Me: “Because [Clothing Store] is not a storage facility, ma’am. No one here can watch your bag for the next three to four hours. Why don’t you lock it in your car?”

Girl #1: “Because the car is parked on the other side of the mall!”

Girl #2: “Yeah, like, it’s like a whole mile away!”

Me: “Well, I’m sorry, ladies, but you can’t leave your stuff here and expect us to watch it for you. It’s just not going to happen.”

They walked away muttering. I wanted to bang my head on the counter until I felt better. 

I told my manager about it, and she said, “You think it’s bad up HERE? Down on the first floor, they’re bringing in baby strollers and wheeled coolers and asking the same thing!”

Encounters of similar levels of insanity repeated themselves all weekend long.

I’ll Eat My Sandwich, You’ll Eat Your Words

, , , , , , | Right | CREDIT: PupSpace | July 13, 2021

I work in a mall store doing tech repair. Today, I close the store for about fifteen minutes to go get food from the food court. I get back to the store and start reopening when a lady comes fast-stepping into the store.

Me: “Hi, welcome to [Store]. How can I help you today?”

Customer: “Excuse me, I came by earlier and you were closed. I need my phone fixed and I’m very busy today.”

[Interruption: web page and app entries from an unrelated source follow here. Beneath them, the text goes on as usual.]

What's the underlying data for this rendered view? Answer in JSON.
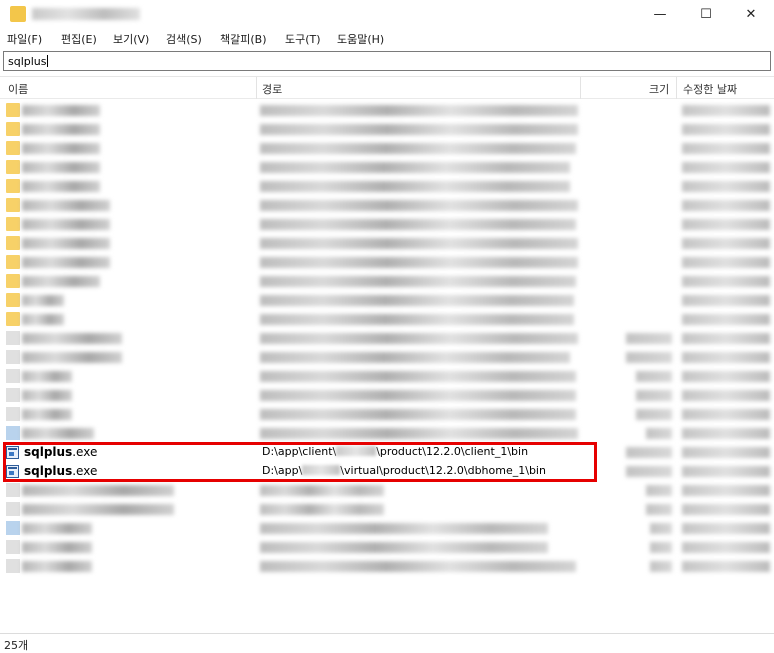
{
  "window": {
    "min_glyph": "—",
    "max_glyph": "☐",
    "close_glyph": "✕",
    "icon": "folder-app-icon"
  },
  "menu": {
    "items": [
      "파일(F)",
      "편집(E)",
      "보기(V)",
      "검색(S)",
      "책갈피(B)",
      "도구(T)",
      "도움말(H)"
    ]
  },
  "search": {
    "value": "sqlplus"
  },
  "columns": {
    "name": "이름",
    "path": "경로",
    "size": "크기",
    "modified": "수정한 날짜"
  },
  "results": [
    {
      "name_match": "sqlplus",
      "name_rest": ".exe",
      "path_before": "D:\\app\\client\\",
      "path_after": "\\product\\12.2.0\\client_1\\bin",
      "icon": "exe-icon"
    },
    {
      "name_match": "sqlplus",
      "name_rest": ".exe",
      "path_before": "D:\\app\\",
      "path_after": "\\virtual\\product\\12.2.0\\dbhome_1\\bin",
      "icon": "exe-icon"
    }
  ],
  "status": {
    "count": "25개"
  },
  "colors": {
    "highlight": "#e60000",
    "folder": "#f5c542"
  }
}
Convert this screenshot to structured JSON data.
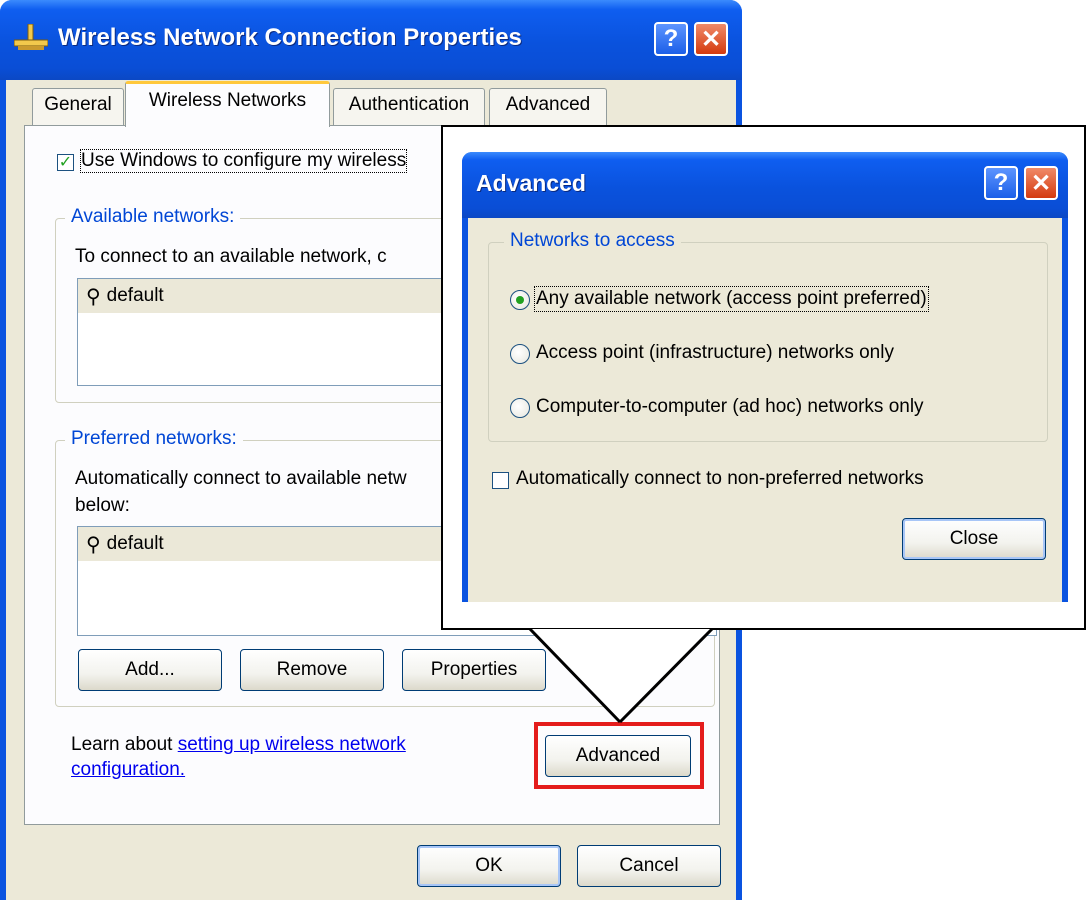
{
  "main_window": {
    "title": "Wireless Network Connection Properties",
    "tabs": [
      "General",
      "Wireless Networks",
      "Authentication",
      "Advanced"
    ],
    "use_windows_label": "Use Windows to configure my wireless",
    "available": {
      "group_label": "Available networks:",
      "description": "To connect to an available network, c",
      "networks": [
        "default"
      ]
    },
    "preferred": {
      "group_label": "Preferred networks:",
      "description_line1": "Automatically connect to available netw",
      "description_line2": "below:",
      "networks": [
        "default"
      ]
    },
    "buttons": {
      "add": "Add...",
      "remove": "Remove",
      "properties": "Properties",
      "advanced": "Advanced",
      "ok": "OK",
      "cancel": "Cancel"
    },
    "learn_prefix": "Learn about ",
    "learn_link_line1": "setting up wireless network",
    "learn_link_line2": "configuration."
  },
  "advanced_dialog": {
    "title": "Advanced",
    "group_label": "Networks to access",
    "options": [
      "Any available network (access point preferred)",
      "Access point (infrastructure) networks only",
      "Computer-to-computer (ad hoc) networks only"
    ],
    "selected_option": 0,
    "auto_connect_label": "Automatically connect to non-preferred networks",
    "auto_connect_checked": false,
    "close_button": "Close"
  },
  "colors": {
    "xp_blue": "#0a53e0",
    "dialog_face": "#ece9d8",
    "highlight_red": "#e41c1c",
    "check_green": "#21a121",
    "group_label_blue": "#0046d5"
  },
  "icons": {
    "title_icon": "network-connection-icon",
    "network_icon": "wireless-antenna-icon"
  }
}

Me: “I’m sorry. I had to go get food.”

I point at my cheesesteak which I was eating when she came in. Clearly, it’s lunchtime.

Customer: “You’re at work! You’re not supposed to eat at work!

Me: “Again, I’m sorry. I didn’t eat breakfast and my blood sugar—”

Customer: *Interrupting, screaming* “It’s unprofessional to eat at work! And it’s rude to close the store for something as trivial as that!”

As trivial as basic human sustenance? Time to change the subject. I apologize for the third time.

Me: “I’m sorry. How can I help you?”

Customer: “My phone won’t charge! It’s been dead for three days.”

I plug her phone into my amp meter, and there’s a trickle of power going in. I take a pair of tweezers, and in her charging port are a few little pieces of dust and pocket lint. I plug it back in, and it starts charging perfectly.

I hand it back and start to explain it’ll be free because it was an easy repair when she starts yelling again.

Customer: “You couldn’t have fixed it that fast! It’s not okay to short a customer!”

Fine. If she wants it done “right,” I’ll do it right.

I pull a chair up for her and turn on some music and open the phone up. I fiddle around with the charging port for a while, pretending to “fix” a phone I already fixed.

Me: “Since I opened your phone, I have to charge you $50 for the labor.”

Customer: “Now I know you were trying to waste my time!”

She paid the $50 and left, and I have a good laugh over making a sale that I didn’t need to make for a phone that didn’t need a repair.